Abstract: Astrophyllite is a rock-forming mineral (3.4 vol.%) in the metasomatized wallrocks within 2 to 3 km of the contact with the Mount Gharib A-type complex in northeastern Egypt. In the peralkaline A-type granites of the main complex, astrophyllite occurs in accessory amounts (0.1 to 0.5 vol.%), mostly in association with arfvedsonite. Eighteen chemical analyses of astrophyllite from both rock units have been used to discuss mineral chemistry, compositional variations and isomorphism.

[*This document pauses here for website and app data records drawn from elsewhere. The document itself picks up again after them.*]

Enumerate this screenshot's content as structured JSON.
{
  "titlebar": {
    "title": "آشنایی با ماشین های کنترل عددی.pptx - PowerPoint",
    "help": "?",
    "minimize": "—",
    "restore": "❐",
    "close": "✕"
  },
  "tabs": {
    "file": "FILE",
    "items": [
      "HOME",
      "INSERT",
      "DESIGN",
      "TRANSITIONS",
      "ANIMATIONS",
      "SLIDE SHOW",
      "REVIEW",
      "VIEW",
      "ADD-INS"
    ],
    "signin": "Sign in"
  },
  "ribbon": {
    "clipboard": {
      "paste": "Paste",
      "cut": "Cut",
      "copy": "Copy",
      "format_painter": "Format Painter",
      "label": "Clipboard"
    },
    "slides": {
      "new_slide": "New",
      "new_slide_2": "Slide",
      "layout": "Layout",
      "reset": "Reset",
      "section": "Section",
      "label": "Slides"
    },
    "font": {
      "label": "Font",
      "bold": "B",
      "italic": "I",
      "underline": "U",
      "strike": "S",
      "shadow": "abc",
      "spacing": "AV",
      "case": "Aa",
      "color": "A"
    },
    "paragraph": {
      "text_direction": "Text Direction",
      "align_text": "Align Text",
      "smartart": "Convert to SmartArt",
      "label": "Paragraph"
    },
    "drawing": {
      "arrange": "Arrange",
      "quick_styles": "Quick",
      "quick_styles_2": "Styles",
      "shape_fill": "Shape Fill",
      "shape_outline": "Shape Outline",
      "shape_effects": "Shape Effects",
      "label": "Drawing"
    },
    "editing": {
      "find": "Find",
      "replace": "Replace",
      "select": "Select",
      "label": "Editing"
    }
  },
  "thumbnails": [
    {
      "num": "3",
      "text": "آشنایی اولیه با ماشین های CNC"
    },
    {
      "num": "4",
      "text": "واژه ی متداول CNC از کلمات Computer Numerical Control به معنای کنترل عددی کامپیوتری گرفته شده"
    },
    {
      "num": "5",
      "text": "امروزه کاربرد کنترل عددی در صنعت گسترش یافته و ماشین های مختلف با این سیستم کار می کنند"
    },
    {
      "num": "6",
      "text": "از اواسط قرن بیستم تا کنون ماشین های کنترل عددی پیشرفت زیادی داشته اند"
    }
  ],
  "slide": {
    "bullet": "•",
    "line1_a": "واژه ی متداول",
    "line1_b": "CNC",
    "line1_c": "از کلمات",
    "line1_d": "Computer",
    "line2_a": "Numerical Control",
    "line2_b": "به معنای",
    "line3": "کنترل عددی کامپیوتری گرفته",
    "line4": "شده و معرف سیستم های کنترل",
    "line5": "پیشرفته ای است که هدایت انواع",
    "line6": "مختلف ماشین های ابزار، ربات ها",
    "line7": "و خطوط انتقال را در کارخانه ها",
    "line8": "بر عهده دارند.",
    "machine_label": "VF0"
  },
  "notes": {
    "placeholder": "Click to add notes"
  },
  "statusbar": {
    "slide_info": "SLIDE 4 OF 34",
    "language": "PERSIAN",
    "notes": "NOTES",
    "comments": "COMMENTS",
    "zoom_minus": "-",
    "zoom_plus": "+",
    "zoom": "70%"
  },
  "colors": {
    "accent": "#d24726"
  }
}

Substitutions in the astrophyllite unit cell [(Na,K)3Fe7Ti2Si8(O,OH)31] involve F, Ca, Mn, Zn, Mg, Nb, Zr, Sn and Al. The contents of the unit cell depart from ideal stiochiometry. Unusually high Nb contents (up to 5 wt.% Nb2O5) characterize the Egyptian astrophyllites. The replacement of Ti by Nb is balanced by cation vacancies (Nb5+ → Ti4+ + □). The niobophyllite-astrophyllite relationship and the structure of astrophyllite in relation to mica and biopyriboles are discussed.
Astrophyllite may have been formed at the expense of alkali amphiboles by metasomatic reactions involving Ti-Nb-rich alkaline fluids and arfvedsonite;
3 arfvedsonite + 3 water + liquid →
2 astrophyllite + 8 quartz + free ions + gas
3[(K0.33Na0.66)Na2Fe5Si8O22(OH,F)] + 3H2O + K3Ti3NbO10→
2[(K2Na)Fe7(Ti1.5Nb0.5)Si8O26(OH4F)] + 8SiO2+
Most astrophyllite reported in the literature occurs in association with alkali amphiboles, particularly arfvedsonite, thus suggesting that similar metasomatic reactions were responsible for the formation of astrophyllite in many other localities in the world.